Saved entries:
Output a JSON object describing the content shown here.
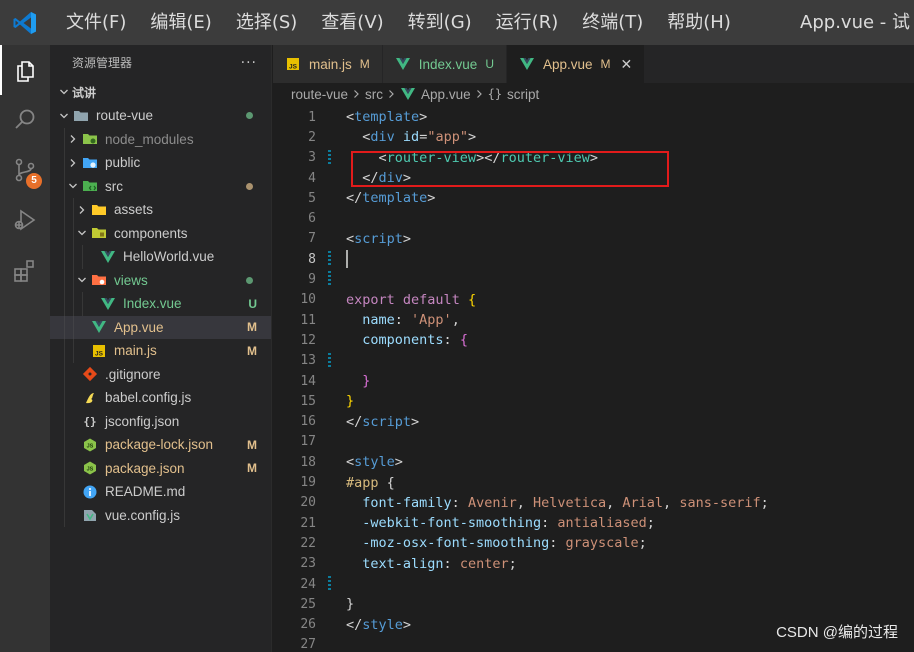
{
  "titlebar": {
    "menu": [
      "文件(F)",
      "编辑(E)",
      "选择(S)",
      "查看(V)",
      "转到(G)",
      "运行(R)",
      "终端(T)",
      "帮助(H)"
    ],
    "window_title": "App.vue - 试"
  },
  "activitybar": {
    "items": [
      "explorer-icon",
      "search-icon",
      "source-control-icon",
      "run-debug-icon",
      "extensions-icon"
    ],
    "scm_badge": "5"
  },
  "sidebar": {
    "title": "资源管理器",
    "more": "···",
    "workspace": "试讲",
    "tree": [
      {
        "label": "route-vue",
        "kind": "folder-open",
        "depth": 1,
        "icon": "folder-icon",
        "dot": "#73c991"
      },
      {
        "label": "node_modules",
        "kind": "folder",
        "depth": 2,
        "icon": "node-folder-icon",
        "dim": true
      },
      {
        "label": "public",
        "kind": "folder",
        "depth": 2,
        "icon": "public-folder-icon"
      },
      {
        "label": "src",
        "kind": "folder-open",
        "depth": 2,
        "icon": "src-folder-icon",
        "dot": "#e2c08d"
      },
      {
        "label": "assets",
        "kind": "folder",
        "depth": 3,
        "icon": "assets-folder-icon"
      },
      {
        "label": "components",
        "kind": "folder-open",
        "depth": 3,
        "icon": "components-folder-icon"
      },
      {
        "label": "HelloWorld.vue",
        "kind": "file",
        "depth": 4,
        "icon": "vue-file-icon"
      },
      {
        "label": "views",
        "kind": "folder-open",
        "depth": 3,
        "icon": "views-folder-icon",
        "git": "u",
        "dot": "#73c991"
      },
      {
        "label": "Index.vue",
        "kind": "file",
        "depth": 4,
        "icon": "vue-file-icon",
        "git": "u",
        "status": "U"
      },
      {
        "label": "App.vue",
        "kind": "file",
        "depth": 3,
        "icon": "vue-file-icon",
        "git": "m",
        "status": "M",
        "selected": true
      },
      {
        "label": "main.js",
        "kind": "file",
        "depth": 3,
        "icon": "js-file-icon",
        "git": "m",
        "status": "M"
      },
      {
        "label": ".gitignore",
        "kind": "file",
        "depth": 2,
        "icon": "git-file-icon"
      },
      {
        "label": "babel.config.js",
        "kind": "file",
        "depth": 2,
        "icon": "babel-file-icon"
      },
      {
        "label": "jsconfig.json",
        "kind": "file",
        "depth": 2,
        "icon": "json-file-icon"
      },
      {
        "label": "package-lock.json",
        "kind": "file",
        "depth": 2,
        "icon": "npm-file-icon",
        "git": "m",
        "status": "M"
      },
      {
        "label": "package.json",
        "kind": "file",
        "depth": 2,
        "icon": "npm-file-icon",
        "git": "m",
        "status": "M"
      },
      {
        "label": "README.md",
        "kind": "file",
        "depth": 2,
        "icon": "info-file-icon"
      },
      {
        "label": "vue.config.js",
        "kind": "file",
        "depth": 2,
        "icon": "vue-config-file-icon"
      }
    ]
  },
  "tabs": [
    {
      "label": "main.js",
      "icon": "js-file-icon",
      "status": "M",
      "git": "m"
    },
    {
      "label": "Index.vue",
      "icon": "vue-file-icon",
      "status": "U",
      "git": "u"
    },
    {
      "label": "App.vue",
      "icon": "vue-file-icon",
      "status": "M",
      "git": "m",
      "active": true,
      "close": "✕"
    }
  ],
  "breadcrumb": [
    "route-vue",
    "src",
    "App.vue",
    "script"
  ],
  "editor": {
    "current_line": 8,
    "lines": [
      [
        [
          "tok-br",
          "<"
        ],
        [
          "tok-tag",
          "template"
        ],
        [
          "tok-br",
          ">"
        ]
      ],
      [
        [
          "",
          "  "
        ],
        [
          "tok-br",
          "<"
        ],
        [
          "tok-tag",
          "div"
        ],
        [
          "",
          ""
        ],
        [
          "tok-attr",
          " id"
        ],
        [
          "tok-br",
          "="
        ],
        [
          "tok-str",
          "\"app\""
        ],
        [
          "tok-br",
          ">"
        ]
      ],
      [
        [
          "",
          "    "
        ],
        [
          "tok-br",
          "<"
        ],
        [
          "tok-tag2",
          "router-view"
        ],
        [
          "tok-br",
          "></"
        ],
        [
          "tok-tag2",
          "router-view"
        ],
        [
          "tok-br",
          ">"
        ]
      ],
      [
        [
          "",
          "  "
        ],
        [
          "tok-br",
          "</"
        ],
        [
          "tok-tag",
          "div"
        ],
        [
          "tok-br",
          ">"
        ]
      ],
      [
        [
          "tok-br",
          "</"
        ],
        [
          "tok-tag",
          "template"
        ],
        [
          "tok-br",
          ">"
        ]
      ],
      [],
      [
        [
          "tok-br",
          "<"
        ],
        [
          "tok-tag",
          "script"
        ],
        [
          "tok-br",
          ">"
        ]
      ],
      [],
      [],
      [
        [
          "tok-kw",
          "export"
        ],
        [
          "",
          " "
        ],
        [
          "tok-kw",
          "default"
        ],
        [
          "",
          " "
        ],
        [
          "tok-brace1",
          "{"
        ]
      ],
      [
        [
          "",
          "  "
        ],
        [
          "tok-prop",
          "name"
        ],
        [
          "tok-punc",
          ": "
        ],
        [
          "tok-val",
          "'App'"
        ],
        [
          "tok-punc",
          ","
        ]
      ],
      [
        [
          "",
          "  "
        ],
        [
          "tok-prop",
          "components"
        ],
        [
          "tok-punc",
          ": "
        ],
        [
          "tok-brace2",
          "{"
        ]
      ],
      [],
      [
        [
          "",
          "  "
        ],
        [
          "tok-brace2",
          "}"
        ]
      ],
      [
        [
          "tok-brace1",
          "}"
        ]
      ],
      [
        [
          "tok-br",
          "</"
        ],
        [
          "tok-tag",
          "script"
        ],
        [
          "tok-br",
          ">"
        ]
      ],
      [],
      [
        [
          "tok-br",
          "<"
        ],
        [
          "tok-tag",
          "style"
        ],
        [
          "tok-br",
          ">"
        ]
      ],
      [
        [
          "tok-sel",
          "#app"
        ],
        [
          "tok-punc",
          " {"
        ]
      ],
      [
        [
          "",
          "  "
        ],
        [
          "tok-prop",
          "font-family"
        ],
        [
          "tok-punc",
          ": "
        ],
        [
          "tok-cssval",
          "Avenir"
        ],
        [
          "tok-punc",
          ", "
        ],
        [
          "tok-cssval",
          "Helvetica"
        ],
        [
          "tok-punc",
          ", "
        ],
        [
          "tok-cssval",
          "Arial"
        ],
        [
          "tok-punc",
          ", "
        ],
        [
          "tok-cssval",
          "sans-serif"
        ],
        [
          "tok-punc",
          ";"
        ]
      ],
      [
        [
          "",
          "  "
        ],
        [
          "tok-prop",
          "-webkit-font-smoothing"
        ],
        [
          "tok-punc",
          ": "
        ],
        [
          "tok-cssval",
          "antialiased"
        ],
        [
          "tok-punc",
          ";"
        ]
      ],
      [
        [
          "",
          "  "
        ],
        [
          "tok-prop",
          "-moz-osx-font-smoothing"
        ],
        [
          "tok-punc",
          ": "
        ],
        [
          "tok-cssval",
          "grayscale"
        ],
        [
          "tok-punc",
          ";"
        ]
      ],
      [
        [
          "",
          "  "
        ],
        [
          "tok-prop",
          "text-align"
        ],
        [
          "tok-punc",
          ": "
        ],
        [
          "tok-cssval",
          "center"
        ],
        [
          "tok-punc",
          ";"
        ]
      ],
      [],
      [
        [
          "tok-punc",
          "}"
        ]
      ],
      [
        [
          "tok-br",
          "</"
        ],
        [
          "tok-tag",
          "style"
        ],
        [
          "tok-br",
          ">"
        ]
      ],
      []
    ],
    "gutter_marks": [
      3,
      8,
      9,
      13,
      24
    ]
  },
  "watermark": "CSDN @编的过程",
  "colors": {
    "accent_vue": "#41b883",
    "git_modified": "#e2c08d",
    "git_untracked": "#73c991",
    "highlight_box": "#e21b1b"
  }
}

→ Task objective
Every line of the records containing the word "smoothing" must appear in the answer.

→ Task response
          "-webkit-font-smoothing"
          "-moz-osx-font-smoothing"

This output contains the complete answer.